## The task:
Among the lines of the records, please find those that contain the word "execution" and copy them.

== Segment start ==

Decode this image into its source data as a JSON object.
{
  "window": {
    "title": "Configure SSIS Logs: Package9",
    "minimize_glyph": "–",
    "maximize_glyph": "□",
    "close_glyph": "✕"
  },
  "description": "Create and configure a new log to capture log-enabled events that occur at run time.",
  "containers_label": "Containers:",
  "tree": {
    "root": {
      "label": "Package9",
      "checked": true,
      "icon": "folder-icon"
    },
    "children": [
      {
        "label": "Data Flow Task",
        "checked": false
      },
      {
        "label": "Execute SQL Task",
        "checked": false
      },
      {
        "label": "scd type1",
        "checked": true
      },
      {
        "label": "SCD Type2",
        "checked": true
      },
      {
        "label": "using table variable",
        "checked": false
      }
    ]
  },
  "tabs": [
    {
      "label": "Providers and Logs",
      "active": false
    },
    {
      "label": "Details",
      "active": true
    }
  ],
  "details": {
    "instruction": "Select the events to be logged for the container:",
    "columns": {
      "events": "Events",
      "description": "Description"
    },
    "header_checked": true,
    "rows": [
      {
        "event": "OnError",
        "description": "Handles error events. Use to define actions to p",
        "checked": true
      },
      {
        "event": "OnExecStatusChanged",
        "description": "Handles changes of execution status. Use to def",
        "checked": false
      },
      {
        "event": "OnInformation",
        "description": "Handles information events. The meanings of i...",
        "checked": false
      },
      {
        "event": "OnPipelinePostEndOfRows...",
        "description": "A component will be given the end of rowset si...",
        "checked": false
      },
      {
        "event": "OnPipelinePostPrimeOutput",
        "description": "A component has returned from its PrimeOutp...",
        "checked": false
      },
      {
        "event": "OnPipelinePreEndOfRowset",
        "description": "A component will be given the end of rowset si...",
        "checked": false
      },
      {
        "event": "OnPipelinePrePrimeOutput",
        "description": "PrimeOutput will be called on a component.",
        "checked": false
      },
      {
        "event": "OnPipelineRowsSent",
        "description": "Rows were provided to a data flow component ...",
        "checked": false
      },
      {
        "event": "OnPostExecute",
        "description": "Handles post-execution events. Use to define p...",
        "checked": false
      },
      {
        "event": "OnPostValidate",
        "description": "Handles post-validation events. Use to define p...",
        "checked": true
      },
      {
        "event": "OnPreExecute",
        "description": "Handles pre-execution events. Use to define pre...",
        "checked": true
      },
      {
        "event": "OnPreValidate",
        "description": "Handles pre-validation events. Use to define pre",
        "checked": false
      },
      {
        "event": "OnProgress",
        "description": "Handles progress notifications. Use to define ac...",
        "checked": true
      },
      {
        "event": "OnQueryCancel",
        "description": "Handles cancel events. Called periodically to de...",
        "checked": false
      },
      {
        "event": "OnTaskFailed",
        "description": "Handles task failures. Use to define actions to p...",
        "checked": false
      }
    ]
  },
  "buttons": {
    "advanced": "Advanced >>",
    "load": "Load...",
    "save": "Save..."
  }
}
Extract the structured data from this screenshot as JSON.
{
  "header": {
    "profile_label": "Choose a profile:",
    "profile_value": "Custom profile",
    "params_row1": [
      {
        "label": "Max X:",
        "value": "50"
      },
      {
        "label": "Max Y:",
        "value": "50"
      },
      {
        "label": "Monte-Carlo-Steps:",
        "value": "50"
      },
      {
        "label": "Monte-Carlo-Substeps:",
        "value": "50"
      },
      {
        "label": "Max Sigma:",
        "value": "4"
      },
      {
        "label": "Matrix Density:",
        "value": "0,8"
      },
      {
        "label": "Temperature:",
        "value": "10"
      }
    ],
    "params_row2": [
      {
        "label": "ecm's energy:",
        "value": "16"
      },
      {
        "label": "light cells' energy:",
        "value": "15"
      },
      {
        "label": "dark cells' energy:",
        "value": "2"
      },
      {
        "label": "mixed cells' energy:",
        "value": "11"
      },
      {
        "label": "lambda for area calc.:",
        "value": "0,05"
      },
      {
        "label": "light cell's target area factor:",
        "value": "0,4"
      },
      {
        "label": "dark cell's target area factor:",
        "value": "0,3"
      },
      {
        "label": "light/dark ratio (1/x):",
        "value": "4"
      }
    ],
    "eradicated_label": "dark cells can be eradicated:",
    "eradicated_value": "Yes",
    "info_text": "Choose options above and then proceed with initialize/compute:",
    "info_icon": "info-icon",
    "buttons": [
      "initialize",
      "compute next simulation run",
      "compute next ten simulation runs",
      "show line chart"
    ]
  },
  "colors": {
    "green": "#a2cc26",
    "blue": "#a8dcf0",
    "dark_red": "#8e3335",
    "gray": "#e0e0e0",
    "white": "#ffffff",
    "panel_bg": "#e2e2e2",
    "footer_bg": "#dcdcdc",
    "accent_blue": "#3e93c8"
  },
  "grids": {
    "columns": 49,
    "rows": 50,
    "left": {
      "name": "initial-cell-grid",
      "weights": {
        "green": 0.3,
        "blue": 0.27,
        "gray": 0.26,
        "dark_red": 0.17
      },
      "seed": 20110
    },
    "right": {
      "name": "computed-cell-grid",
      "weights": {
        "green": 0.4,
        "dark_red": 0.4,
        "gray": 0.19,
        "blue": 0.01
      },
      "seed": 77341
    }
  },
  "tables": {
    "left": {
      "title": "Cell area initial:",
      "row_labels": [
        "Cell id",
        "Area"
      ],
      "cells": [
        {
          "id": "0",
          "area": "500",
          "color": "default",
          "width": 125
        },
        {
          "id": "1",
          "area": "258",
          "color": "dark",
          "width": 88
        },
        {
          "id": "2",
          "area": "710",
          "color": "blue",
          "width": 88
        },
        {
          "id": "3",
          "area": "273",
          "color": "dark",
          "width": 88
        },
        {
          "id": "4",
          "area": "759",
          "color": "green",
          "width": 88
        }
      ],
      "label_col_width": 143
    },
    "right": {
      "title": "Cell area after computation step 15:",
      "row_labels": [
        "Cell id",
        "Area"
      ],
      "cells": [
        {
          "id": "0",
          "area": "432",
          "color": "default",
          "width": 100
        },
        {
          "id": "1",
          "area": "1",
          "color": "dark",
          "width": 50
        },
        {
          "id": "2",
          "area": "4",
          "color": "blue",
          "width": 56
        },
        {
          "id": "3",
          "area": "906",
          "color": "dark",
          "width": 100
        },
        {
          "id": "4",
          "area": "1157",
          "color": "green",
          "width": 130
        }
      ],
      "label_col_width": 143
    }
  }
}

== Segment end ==

## Response to the exercise:
        "description": "Handles changes of execution status. Use to def",
        "description": "Handles post-execution events. Use to define p...",
        "description": "Handles pre-execution events. Use to define pre...",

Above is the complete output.